Copy out the entries that follow, exactly as written.

[Website and app data records]
++++++

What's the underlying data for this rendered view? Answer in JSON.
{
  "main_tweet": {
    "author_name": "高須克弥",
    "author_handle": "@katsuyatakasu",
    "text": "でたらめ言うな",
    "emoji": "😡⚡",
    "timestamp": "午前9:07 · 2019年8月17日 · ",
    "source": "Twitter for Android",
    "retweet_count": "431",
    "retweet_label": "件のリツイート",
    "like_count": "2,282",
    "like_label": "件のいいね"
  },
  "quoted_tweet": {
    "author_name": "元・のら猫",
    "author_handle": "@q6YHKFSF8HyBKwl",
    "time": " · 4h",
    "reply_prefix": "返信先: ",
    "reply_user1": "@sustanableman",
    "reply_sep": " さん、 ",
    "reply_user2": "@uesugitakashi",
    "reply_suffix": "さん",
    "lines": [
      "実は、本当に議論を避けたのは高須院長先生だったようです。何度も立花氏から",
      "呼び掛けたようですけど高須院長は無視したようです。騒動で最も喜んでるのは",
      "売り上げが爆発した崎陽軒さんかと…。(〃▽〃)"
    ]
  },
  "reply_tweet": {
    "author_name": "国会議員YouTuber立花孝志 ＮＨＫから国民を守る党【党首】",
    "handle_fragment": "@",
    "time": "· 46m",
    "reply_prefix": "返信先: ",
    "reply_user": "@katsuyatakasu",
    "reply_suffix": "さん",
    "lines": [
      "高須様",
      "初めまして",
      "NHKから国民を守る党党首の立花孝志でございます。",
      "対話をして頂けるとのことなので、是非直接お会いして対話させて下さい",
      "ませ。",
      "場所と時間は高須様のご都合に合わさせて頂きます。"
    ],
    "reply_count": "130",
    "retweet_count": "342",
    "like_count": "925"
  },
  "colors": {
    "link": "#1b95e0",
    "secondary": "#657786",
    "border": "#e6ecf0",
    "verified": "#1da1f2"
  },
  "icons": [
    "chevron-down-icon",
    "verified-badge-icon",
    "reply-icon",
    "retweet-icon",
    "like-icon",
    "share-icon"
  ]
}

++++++

### SOLUTION TO THE PROBLEM
What's the underlying data for this rendered view? Answer in JSON.
{
  "main_tweet": {
    "author_name": "高須克弥",
    "author_handle": "@katsuyatakasu",
    "text": "でたらめ言うな",
    "emoji": "😡⚡",
    "timestamp": "午前9:07 · 2019年8月17日 · ",
    "source": "Twitter for Android",
    "retweet_count": "431",
    "retweet_label": "件のリツイート",
    "like_count": "2,282",
    "like_label": "件のいいね"
  },
  "quoted_tweet": {
    "author_name": "元・のら猫",
    "author_handle": "@q6YHKFSF8HyBKwl",
    "time": " · 4h",
    "reply_prefix": "返信先: ",
    "reply_user1": "@sustanableman",
    "reply_sep": " さん、 ",
    "reply_user2": "@uesugitakashi",
    "reply_suffix": "さん",
    "lines": [
      "実は、本当に議論を避けたのは高須院長先生だったようです。何度も立花氏から",
      "呼び掛けたようですけど高須院長は無視したようです。騒動で最も喜んでるのは",
      "売り上げが爆発した崎陽軒さんかと…。(〃▽〃)"
    ]
  },
  "reply_tweet": {
    "author_name": "国会議員YouTuber立花孝志 ＮＨＫから国民を守る党【党首】",
    "handle_fragment": "@",
    "time": "· 46m",
    "reply_prefix": "返信先: ",
    "reply_user": "@katsuyatakasu",
    "reply_suffix": "さん",
    "lines": [
      "高須様",
      "初めまして",
      "NHKから国民を守る党党首の立花孝志でございます。",
      "対話をして頂けるとのことなので、是非直接お会いして対話させて下さい",
      "ませ。",
      "場所と時間は高須様のご都合に合わさせて頂きます。"
    ],
    "reply_count": "130",
    "retweet_count": "342",
    "like_count": "925"
  },
  "colors": {
    "link": "#1b95e0",
    "secondary": "#657786",
    "border": "#e6ecf0",
    "verified": "#1da1f2"
  },
  "icons": [
    "chevron-down-icon",
    "verified-badge-icon",
    "reply-icon",
    "retweet-icon",
    "like-icon",
    "share-icon"
  ]
}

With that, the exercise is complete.